=== Extracted data ===

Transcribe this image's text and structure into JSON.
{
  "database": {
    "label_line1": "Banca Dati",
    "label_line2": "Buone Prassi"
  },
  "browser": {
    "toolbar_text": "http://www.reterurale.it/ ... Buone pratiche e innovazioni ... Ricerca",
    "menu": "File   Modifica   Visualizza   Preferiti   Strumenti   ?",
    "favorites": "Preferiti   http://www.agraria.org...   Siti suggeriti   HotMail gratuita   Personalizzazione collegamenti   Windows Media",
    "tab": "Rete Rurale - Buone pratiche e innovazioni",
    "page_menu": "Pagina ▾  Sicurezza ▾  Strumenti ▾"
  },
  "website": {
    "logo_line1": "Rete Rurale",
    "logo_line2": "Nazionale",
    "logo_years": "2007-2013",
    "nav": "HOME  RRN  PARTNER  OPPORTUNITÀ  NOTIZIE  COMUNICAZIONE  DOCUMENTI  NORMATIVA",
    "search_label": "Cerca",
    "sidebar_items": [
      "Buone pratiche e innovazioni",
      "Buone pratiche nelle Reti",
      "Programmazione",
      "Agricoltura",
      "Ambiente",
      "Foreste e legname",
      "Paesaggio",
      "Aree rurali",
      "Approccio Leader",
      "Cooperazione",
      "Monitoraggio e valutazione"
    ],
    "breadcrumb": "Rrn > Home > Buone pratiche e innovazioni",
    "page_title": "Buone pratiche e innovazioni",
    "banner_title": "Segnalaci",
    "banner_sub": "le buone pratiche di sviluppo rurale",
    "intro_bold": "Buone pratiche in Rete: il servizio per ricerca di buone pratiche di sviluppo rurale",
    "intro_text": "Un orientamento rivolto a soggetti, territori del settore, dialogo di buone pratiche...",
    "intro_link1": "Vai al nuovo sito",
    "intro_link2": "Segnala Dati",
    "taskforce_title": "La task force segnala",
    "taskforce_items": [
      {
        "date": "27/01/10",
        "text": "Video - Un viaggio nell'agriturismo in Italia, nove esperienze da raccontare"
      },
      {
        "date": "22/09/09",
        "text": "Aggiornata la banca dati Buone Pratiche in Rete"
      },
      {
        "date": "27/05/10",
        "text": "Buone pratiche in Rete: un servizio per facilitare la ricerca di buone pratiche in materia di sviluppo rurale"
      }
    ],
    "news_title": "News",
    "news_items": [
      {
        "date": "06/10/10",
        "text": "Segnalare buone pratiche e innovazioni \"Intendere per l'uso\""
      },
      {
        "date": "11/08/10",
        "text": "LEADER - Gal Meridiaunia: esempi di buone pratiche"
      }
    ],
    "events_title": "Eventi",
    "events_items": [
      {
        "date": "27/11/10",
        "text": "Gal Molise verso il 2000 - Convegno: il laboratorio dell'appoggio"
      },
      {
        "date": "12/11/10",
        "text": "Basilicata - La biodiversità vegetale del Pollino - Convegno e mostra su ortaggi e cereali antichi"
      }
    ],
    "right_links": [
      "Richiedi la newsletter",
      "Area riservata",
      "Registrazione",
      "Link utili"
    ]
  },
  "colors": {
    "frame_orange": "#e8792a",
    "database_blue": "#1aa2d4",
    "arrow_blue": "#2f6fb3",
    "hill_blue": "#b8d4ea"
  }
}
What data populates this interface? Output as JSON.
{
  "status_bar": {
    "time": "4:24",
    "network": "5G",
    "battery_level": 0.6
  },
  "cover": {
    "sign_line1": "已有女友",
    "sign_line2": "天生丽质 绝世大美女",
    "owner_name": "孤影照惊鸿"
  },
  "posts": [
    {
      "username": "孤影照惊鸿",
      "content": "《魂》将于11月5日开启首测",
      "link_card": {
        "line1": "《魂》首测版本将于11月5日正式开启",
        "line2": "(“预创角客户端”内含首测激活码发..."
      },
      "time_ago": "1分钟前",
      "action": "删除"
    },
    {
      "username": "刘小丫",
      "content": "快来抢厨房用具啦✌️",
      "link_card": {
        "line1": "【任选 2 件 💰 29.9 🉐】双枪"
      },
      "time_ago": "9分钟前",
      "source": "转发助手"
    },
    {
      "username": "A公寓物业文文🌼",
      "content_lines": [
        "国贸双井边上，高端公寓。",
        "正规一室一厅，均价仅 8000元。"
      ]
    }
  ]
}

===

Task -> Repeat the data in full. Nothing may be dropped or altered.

Response to this task ->
Transcribe this image's text and structure into JSON.
{
  "database": {
    "label_line1": "Banca Dati",
    "label_line2": "Buone Prassi"
  },
  "browser": {
    "toolbar_text": "http://www.reterurale.it/ ... Buone pratiche e innovazioni ... Ricerca",
    "menu": "File   Modifica   Visualizza   Preferiti   Strumenti   ?",
    "favorites": "Preferiti   http://www.agraria.org...   Siti suggeriti   HotMail gratuita   Personalizzazione collegamenti   Windows Media",
    "tab": "Rete Rurale - Buone pratiche e innovazioni",
    "page_menu": "Pagina ▾  Sicurezza ▾  Strumenti ▾"
  },
  "website": {
    "logo_line1": "Rete Rurale",
    "logo_line2": "Nazionale",
    "logo_years": "2007-2013",
    "nav": "HOME  RRN  PARTNER  OPPORTUNITÀ  NOTIZIE  COMUNICAZIONE  DOCUMENTI  NORMATIVA",
    "search_label": "Cerca",
    "sidebar_items": [
      "Buone pratiche e innovazioni",
      "Buone pratiche nelle Reti",
      "Programmazione",
      "Agricoltura",
      "Ambiente",
      "Foreste e legname",
      "Paesaggio",
      "Aree rurali",
      "Approccio Leader",
      "Cooperazione",
      "Monitoraggio e valutazione"
    ],
    "breadcrumb": "Rrn > Home > Buone pratiche e innovazioni",
    "page_title": "Buone pratiche e innovazioni",
    "banner_title": "Segnalaci",
    "banner_sub": "le buone pratiche di sviluppo rurale",
    "intro_bold": "Buone pratiche in Rete: il servizio per ricerca di buone pratiche di sviluppo rurale",
    "intro_text": "Un orientamento rivolto a soggetti, territori del settore, dialogo di buone pratiche...",
    "intro_link1": "Vai al nuovo sito",
    "intro_link2": "Segnala Dati",
    "taskforce_title": "La task force segnala",
    "taskforce_items": [
      {
        "date": "27/01/10",
        "text": "Video - Un viaggio nell'agriturismo in Italia, nove esperienze da raccontare"
      },
      {
        "date": "22/09/09",
        "text": "Aggiornata la banca dati Buone Pratiche in Rete"
      },
      {
        "date": "27/05/10",
        "text": "Buone pratiche in Rete: un servizio per facilitare la ricerca di buone pratiche in materia di sviluppo rurale"
      }
    ],
    "news_title": "News",
    "news_items": [
      {
        "date": "06/10/10",
        "text": "Segnalare buone pratiche e innovazioni \"Intendere per l'uso\""
      },
      {
        "date": "11/08/10",
        "text": "LEADER - Gal Meridiaunia: esempi di buone pratiche"
      }
    ],
    "events_title": "Eventi",
    "events_items": [
      {
        "date": "27/11/10",
        "text": "Gal Molise verso il 2000 - Convegno: il laboratorio dell'appoggio"
      },
      {
        "date": "12/11/10",
        "text": "Basilicata - La biodiversità vegetale del Pollino - Convegno e mostra su ortaggi e cereali antichi"
      }
    ],
    "right_links": [
      "Richiedi la newsletter",
      "Area riservata",
      "Registrazione",
      "Link utili"
    ]
  },
  "colors": {
    "frame_orange": "#e8792a",
    "database_blue": "#1aa2d4",
    "arrow_blue": "#2f6fb3",
    "hill_blue": "#b8d4ea"
  }
}
What data populates this interface? Output as JSON.
{
  "status_bar": {
    "time": "4:24",
    "network": "5G",
    "battery_level": 0.6
  },
  "cover": {
    "sign_line1": "已有女友",
    "sign_line2": "天生丽质 绝世大美女",
    "owner_name": "孤影照惊鸿"
  },
  "posts": [
    {
      "username": "孤影照惊鸿",
      "content": "《魂》将于11月5日开启首测",
      "link_card": {
        "line1": "《魂》首测版本将于11月5日正式开启",
        "line2": "(“预创角客户端”内含首测激活码发..."
      },
      "time_ago": "1分钟前",
      "action": "删除"
    },
    {
      "username": "刘小丫",
      "content": "快来抢厨房用具啦✌️",
      "link_card": {
        "line1": "【任选 2 件 💰 29.9 🉐】双枪"
      },
      "time_ago": "9分钟前",
      "source": "转发助手"
    },
    {
      "username": "A公寓物业文文🌼",
      "content_lines": [
        "国贸双井边上，高端公寓。",
        "正规一室一厅，均价仅 8000元。"
      ]
    }
  ]
}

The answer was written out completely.